Teenagers Need Special Treatment

Adolescents shouldn’t be treated for addiction in the same method as an adult would. Many other factors need to be considered and addressed in the recovery process. Education is a crucial factor in young adults who may not even be aware of the complication. To them, they are merely dealing with things such as anxiety, anger depression or boredom. In reality, they are attempting to avoid life lessons that should build their character and prepare them for adulthood.

Co-occurring Disorders

Many teenagers suffering from drug and alcohol addiction have at least one co-occurring disorder that should be addressed in treatment. Mood disorders, such as bipolar, dysthymia, and depression, are not uncommon. Anxiety and attention deficit disorders are also of concern. Schizophrenia is more severe but is a concern that is more prevalent among teenage substance abusers. With co-occurring disorders, the treatment may last longer since it is necessary to medicate the adolescent properly. The patient, in this case, will need careful monitoring while undergoing treatment for the substance abuse and simultaneously addressing a disorder.

Treatment Methods

Methods that are used during treatment for juvenile rehabilitation can vary from that of adults. One practice involves five principles referred to as motivational interviewing. These principles are:

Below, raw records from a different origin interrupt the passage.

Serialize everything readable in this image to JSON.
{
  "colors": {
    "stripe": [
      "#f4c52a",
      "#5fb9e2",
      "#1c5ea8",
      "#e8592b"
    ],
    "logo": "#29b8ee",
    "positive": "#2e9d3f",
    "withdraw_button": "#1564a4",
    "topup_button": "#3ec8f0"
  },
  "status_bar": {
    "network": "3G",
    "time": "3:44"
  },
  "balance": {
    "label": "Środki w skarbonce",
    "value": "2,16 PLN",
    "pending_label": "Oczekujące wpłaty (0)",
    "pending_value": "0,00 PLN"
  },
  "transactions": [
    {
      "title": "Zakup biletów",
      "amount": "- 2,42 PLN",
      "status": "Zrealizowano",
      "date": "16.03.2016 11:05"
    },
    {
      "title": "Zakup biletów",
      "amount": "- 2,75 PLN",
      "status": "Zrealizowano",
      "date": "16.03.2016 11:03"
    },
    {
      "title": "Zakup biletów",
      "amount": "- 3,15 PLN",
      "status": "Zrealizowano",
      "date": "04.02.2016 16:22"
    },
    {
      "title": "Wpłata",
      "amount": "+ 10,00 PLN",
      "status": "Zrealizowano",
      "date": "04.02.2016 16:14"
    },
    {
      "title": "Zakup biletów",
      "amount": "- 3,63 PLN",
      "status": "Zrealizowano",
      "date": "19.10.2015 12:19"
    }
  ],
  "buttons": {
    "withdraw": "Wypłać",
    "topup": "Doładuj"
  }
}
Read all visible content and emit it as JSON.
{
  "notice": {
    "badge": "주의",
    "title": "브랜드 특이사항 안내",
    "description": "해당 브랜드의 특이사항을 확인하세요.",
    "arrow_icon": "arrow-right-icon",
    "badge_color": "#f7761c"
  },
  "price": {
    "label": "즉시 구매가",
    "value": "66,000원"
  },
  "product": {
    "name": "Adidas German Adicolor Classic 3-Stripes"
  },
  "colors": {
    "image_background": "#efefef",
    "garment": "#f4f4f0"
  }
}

  • Reflective listening through empathy
  • Comparing the patient’s goals and values to their current behavior
  • Avoiding confrontations
  • Adjusting to the resistance rather than opposing it directly
  • Instilling confidence in the patient’s ability for self-motivation, expression, and controlling their social environment

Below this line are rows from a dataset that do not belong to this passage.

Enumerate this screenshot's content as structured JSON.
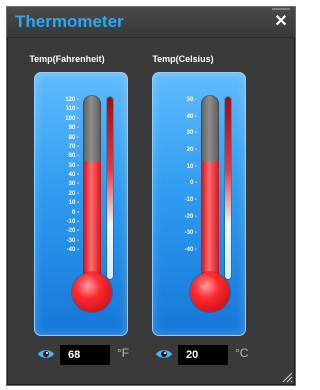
{
  "window": {
    "title": "Thermometer"
  },
  "columns": [
    {
      "label": "Temp(Fahrenheit)",
      "value": "68",
      "unit": "°F",
      "fill_percent": 67,
      "ticks": [
        "120",
        "110",
        "100",
        "90",
        "80",
        "70",
        "60",
        "50",
        "40",
        "30",
        "20",
        "10",
        "0",
        "-10",
        "-20",
        "-30",
        "-40"
      ]
    },
    {
      "label": "Temp(Celsius)",
      "value": "20",
      "unit": "°C",
      "fill_percent": 67,
      "ticks": [
        "50",
        "40",
        "30",
        "20",
        "10",
        "0",
        "-10",
        "-20",
        "-30",
        "-40"
      ]
    }
  ],
  "colors": {
    "title": "#2ea7f0",
    "panel_start": "#61bbff",
    "panel_end": "#1577d8",
    "mercury": "#ff2a31"
  }
}
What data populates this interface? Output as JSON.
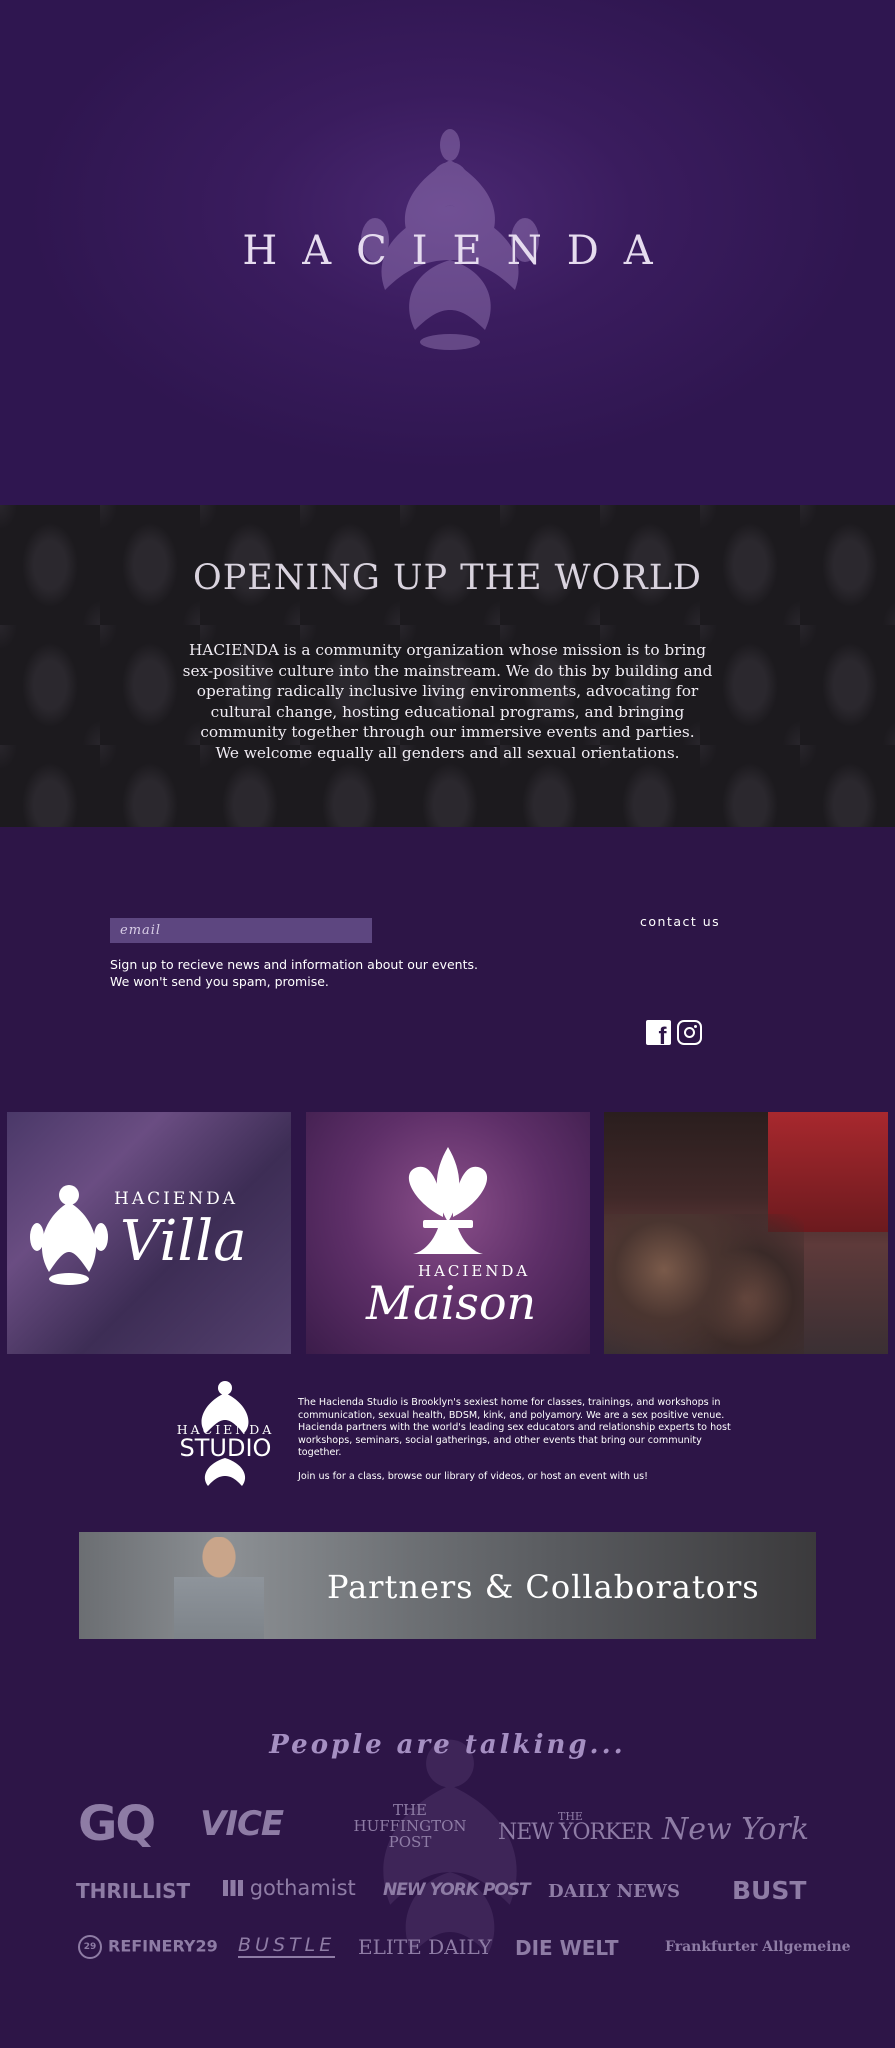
{
  "hero": {
    "title": "HACIENDA"
  },
  "intro": {
    "heading": "OPENING UP THE WORLD",
    "lines": [
      "HACIENDA is a community organization whose mission is to bring",
      "sex-positive culture into the mainstream. We do this by building and",
      "operating radically inclusive living environments, advocating for",
      "cultural change, hosting educational programs, and bringing",
      "community together through our immersive events and parties.",
      "We welcome equally all genders and all sexual orientations."
    ]
  },
  "signup": {
    "placeholder": "email",
    "line1": "Sign up to recieve news and information about our events.",
    "line2": "We won't send you spam, promise."
  },
  "contact": {
    "label": "contact us"
  },
  "social": {
    "facebook_icon": "facebook-icon",
    "instagram_icon": "instagram-icon"
  },
  "tiles": {
    "villa": {
      "top": "HACIENDA",
      "script": "Villa"
    },
    "maison": {
      "top": "HACIENDA",
      "script": "Maison"
    }
  },
  "studio": {
    "logo_top": "HACIENDA",
    "logo_bottom": "STUDIO",
    "paragraph1": "The Hacienda Studio is Brooklyn's sexiest home for classes, trainings, and workshops in communication, sexual health, BDSM, kink, and polyamory. We are a sex positive venue. Hacienda partners with the world's leading sex educators and relationship experts to host workshops, seminars, social gatherings, and other events that bring our community together.",
    "paragraph2": "Join us for a class, browse our library of videos, or host an event with us!"
  },
  "partners": {
    "title": "Partners & Collaborators"
  },
  "press": {
    "heading": "People are talking...",
    "logos": {
      "gq": "GQ",
      "vice": "VICE",
      "huffington": [
        "THE",
        "HUFFINGTON",
        "POST"
      ],
      "newyorker_small": "THE",
      "newyorker": "NEW YORKER",
      "newyork": "New York",
      "thrillist": "THRILLIST",
      "gothamist": "gothamist",
      "nypost": "NEW YORK POST",
      "dailynews": "DAILY NEWS",
      "bust": "BUST",
      "refinery": "REFINERY29",
      "refinery_badge": "29",
      "bustle": "BUSTLE",
      "elitedaily": "ELITE DAILY",
      "diewelt": "DIE WELT",
      "faz": "Frankfurter Allgemeine"
    },
    "color": "#8e7ca5"
  },
  "colors": {
    "background": "#2d1547",
    "hero": "#3a1c5e",
    "damask": "#1c1a1e",
    "email_field": "#5d4680"
  }
}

Multidimensional family therapy may also be put into practice. This technique involves addressing behavioral problems such as substance abuse, delinquency, antisocial behavior, family and school strain, as well as emotional difficulties. Its design is to enhance family functioning and decision-making skills. MDFT can be integrated at any level of required treatment. Cognitive-behavioral therapy may also be employed for teenage drug and alcohol addiction. The focus of CBT is towards patterns of thinking, leading the patient into difficulties. Motivational incentives also address patterns of thinking through a reward-based program.

An intervention is often required with young drug abusers. In their eyes, there is no problem nor a need for treatment. Picking out a plan beforehand is highly recommended allowing for an immediate response following the meeting. Dealing with teenage drug and alcohol abuse is an unpleasant experience, but the hope is on the horizon if you are only willing to face it. Take hold of this impasse with courage, knowing the road ahead can only get better. Call one of our counselors at 800-411-8019.